"Boesak, Alan," Microsoft(R) Encarta(R) 99 Encyclopedia. (c) 1993-1998 Microsoft Corporation. All rights reserved.

First a priest with the Dutch Reformed church, then an anti-apartheid activist, then a celebrated "liberation warrior" who helped transform this country. Then disgraced, prisoned and released. What happened here?
It's quite simple actually. He stole from the people - his people. It wasn't a setup or a plot to disgrace him, he did it all himself. And for a change some sort of justice was done. He fell into the trap that most ruling party members live their lifes' in. Sooo much money, sooo many friends and such a high-society life him and Elna got accustomed to.
The cheek to use a cellphone in jail and lie about it when caught is a true reflection of the real Boesak. In spite of this he only served part of his original sentence and was welcomed back into the community with lots of fanfare and partying. He was offered top jobs of which he accepted one with a local ministry funded by international donors. I feel another scam coming - just keep him away from the money. Though it's rumoured that he is earning a fortune.

Boesak used his early days out of prison as the ideal opportunity to blast the old government and the apartheid fundamentals. What for, no-one knows as this war has been fought and won. Why even mention the old days except for stirring up old emotions and memories of those days. This didn't help his so-called claim of innocence so now he's decided to turn on some of his compratiots. A man from God, who knows the Bible and who claims to life by it and his preachings. 
He helped Dulah Omar (Minister of Safety & Security) purchase a car. Of course, Omar denies this. Why use funds meant for uplifting your community to help someone (anyone for that matter) obtain something that most South Africans struggle to afford? And above all, a luxury car at that. True what they say; give them enough rope and they'll hang themselves. What astounds me though was the "hero's" welcome he received from the same people he defrauded. 

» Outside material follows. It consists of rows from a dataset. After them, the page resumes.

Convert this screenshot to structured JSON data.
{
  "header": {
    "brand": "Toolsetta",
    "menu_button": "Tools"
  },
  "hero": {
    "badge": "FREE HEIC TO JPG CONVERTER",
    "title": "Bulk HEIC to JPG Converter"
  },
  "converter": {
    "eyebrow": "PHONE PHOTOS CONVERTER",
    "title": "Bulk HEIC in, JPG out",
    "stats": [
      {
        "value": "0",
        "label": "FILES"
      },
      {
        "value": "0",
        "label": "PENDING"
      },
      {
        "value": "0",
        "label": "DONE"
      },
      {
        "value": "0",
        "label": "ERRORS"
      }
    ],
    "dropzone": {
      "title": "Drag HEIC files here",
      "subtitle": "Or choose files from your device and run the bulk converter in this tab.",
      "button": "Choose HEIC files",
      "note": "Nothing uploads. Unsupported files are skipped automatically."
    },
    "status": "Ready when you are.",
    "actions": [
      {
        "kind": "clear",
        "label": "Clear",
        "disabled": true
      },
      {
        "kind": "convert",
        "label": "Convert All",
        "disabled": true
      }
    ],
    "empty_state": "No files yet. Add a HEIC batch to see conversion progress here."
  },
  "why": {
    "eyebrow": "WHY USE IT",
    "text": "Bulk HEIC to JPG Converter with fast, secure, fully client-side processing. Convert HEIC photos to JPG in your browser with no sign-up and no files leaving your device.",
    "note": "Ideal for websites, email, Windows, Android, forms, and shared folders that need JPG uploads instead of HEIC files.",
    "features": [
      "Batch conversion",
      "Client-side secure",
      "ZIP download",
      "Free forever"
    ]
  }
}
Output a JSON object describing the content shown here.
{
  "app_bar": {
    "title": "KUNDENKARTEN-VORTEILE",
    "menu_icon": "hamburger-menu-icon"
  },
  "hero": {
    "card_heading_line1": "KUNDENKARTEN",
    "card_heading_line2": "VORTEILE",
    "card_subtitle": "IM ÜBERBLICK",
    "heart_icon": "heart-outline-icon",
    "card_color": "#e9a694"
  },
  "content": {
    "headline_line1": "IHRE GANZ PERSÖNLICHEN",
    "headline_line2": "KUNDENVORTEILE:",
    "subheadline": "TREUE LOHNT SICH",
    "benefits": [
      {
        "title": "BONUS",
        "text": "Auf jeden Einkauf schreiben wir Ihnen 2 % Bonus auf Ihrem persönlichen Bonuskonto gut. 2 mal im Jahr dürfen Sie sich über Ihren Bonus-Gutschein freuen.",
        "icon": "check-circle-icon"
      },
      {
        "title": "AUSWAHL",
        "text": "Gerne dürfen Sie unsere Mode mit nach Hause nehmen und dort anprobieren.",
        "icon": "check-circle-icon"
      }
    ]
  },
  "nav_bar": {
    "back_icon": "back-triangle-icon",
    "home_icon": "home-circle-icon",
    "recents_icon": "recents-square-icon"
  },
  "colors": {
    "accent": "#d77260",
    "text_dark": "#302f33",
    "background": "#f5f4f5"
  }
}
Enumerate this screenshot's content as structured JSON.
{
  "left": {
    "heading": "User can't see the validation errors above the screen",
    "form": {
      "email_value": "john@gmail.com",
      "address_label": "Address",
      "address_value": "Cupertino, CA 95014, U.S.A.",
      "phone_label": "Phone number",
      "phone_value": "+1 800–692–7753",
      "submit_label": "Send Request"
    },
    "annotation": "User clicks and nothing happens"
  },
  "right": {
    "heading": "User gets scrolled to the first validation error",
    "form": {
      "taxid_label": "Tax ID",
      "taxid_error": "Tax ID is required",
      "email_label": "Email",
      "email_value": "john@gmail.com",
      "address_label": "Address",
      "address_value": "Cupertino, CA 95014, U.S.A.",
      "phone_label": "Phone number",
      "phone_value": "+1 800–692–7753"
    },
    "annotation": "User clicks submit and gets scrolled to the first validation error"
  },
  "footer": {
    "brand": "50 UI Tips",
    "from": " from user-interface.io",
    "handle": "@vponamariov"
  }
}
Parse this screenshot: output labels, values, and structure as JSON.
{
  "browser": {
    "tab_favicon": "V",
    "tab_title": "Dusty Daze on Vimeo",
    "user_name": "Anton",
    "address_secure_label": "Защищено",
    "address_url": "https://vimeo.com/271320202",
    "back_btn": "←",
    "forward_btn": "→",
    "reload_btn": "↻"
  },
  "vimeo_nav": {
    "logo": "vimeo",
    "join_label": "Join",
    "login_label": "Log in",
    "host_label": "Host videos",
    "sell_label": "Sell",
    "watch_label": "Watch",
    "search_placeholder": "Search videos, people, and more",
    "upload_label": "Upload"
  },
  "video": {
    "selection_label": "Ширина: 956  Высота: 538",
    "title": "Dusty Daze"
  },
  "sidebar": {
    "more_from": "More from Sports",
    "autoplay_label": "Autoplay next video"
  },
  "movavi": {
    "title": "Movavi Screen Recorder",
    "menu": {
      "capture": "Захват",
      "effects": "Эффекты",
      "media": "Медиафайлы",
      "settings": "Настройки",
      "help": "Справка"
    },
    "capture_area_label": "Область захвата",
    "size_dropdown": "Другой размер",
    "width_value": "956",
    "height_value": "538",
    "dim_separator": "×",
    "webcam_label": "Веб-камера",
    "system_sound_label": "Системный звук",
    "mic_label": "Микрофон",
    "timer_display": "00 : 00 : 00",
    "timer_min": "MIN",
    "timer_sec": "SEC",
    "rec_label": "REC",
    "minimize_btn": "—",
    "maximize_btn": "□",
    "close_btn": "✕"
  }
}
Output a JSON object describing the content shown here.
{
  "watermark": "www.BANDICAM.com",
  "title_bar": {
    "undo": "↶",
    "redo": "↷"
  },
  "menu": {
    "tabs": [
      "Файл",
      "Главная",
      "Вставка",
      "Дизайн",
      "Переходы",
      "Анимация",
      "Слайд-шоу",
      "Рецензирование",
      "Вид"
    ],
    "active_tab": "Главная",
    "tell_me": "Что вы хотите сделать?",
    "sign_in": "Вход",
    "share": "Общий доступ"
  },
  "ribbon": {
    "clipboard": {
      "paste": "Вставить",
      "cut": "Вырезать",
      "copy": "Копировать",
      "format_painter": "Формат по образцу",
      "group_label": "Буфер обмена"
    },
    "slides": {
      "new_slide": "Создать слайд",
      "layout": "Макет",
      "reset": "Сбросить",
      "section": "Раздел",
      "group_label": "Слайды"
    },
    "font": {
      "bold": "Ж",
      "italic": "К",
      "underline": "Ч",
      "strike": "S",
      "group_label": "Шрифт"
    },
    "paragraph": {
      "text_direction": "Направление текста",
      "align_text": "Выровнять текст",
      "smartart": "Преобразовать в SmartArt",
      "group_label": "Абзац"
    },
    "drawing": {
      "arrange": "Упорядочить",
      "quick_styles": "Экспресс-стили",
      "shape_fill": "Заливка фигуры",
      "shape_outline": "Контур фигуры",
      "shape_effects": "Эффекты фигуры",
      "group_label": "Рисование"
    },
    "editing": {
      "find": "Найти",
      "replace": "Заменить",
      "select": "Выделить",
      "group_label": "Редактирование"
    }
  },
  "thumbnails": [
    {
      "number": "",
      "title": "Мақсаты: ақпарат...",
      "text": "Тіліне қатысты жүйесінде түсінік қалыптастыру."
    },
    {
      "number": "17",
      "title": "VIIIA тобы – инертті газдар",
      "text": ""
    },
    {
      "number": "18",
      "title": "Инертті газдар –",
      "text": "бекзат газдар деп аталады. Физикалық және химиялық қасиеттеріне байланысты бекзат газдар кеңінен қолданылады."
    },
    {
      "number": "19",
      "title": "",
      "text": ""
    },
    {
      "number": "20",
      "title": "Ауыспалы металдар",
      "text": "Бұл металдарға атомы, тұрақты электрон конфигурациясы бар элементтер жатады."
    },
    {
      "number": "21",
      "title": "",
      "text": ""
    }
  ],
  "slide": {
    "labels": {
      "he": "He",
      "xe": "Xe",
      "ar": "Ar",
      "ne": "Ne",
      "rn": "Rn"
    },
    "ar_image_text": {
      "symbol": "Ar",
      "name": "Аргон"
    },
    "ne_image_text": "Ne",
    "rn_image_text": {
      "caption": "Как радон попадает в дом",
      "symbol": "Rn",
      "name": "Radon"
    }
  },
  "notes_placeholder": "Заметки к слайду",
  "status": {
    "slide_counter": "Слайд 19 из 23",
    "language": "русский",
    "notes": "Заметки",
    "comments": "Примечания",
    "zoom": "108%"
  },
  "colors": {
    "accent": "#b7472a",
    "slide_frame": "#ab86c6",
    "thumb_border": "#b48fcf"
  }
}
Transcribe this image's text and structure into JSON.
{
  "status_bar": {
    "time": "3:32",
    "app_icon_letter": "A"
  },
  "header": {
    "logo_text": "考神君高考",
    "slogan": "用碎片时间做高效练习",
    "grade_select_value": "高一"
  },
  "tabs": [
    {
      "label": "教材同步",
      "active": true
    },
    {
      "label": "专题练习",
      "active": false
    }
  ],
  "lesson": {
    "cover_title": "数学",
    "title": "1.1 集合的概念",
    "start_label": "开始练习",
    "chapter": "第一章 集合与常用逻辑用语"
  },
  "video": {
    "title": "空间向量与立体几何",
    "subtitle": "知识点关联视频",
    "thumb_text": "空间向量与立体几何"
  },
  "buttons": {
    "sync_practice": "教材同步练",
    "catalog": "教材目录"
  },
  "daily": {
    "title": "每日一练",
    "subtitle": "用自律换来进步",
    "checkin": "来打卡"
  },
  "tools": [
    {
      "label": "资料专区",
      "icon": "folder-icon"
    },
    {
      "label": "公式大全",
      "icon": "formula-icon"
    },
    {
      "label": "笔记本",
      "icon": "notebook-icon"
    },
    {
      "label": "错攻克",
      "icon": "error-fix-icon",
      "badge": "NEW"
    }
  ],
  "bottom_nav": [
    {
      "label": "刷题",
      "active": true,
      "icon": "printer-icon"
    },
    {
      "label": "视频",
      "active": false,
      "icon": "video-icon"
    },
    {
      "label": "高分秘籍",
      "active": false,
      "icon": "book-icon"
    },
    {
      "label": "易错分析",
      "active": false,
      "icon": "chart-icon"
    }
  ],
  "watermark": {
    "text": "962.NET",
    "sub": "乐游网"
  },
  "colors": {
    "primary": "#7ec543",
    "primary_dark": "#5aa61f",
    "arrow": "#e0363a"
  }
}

Seems certain people just can't do any wrong, or maybe it's true that the Capetonians are always "high" on something.

What a joke.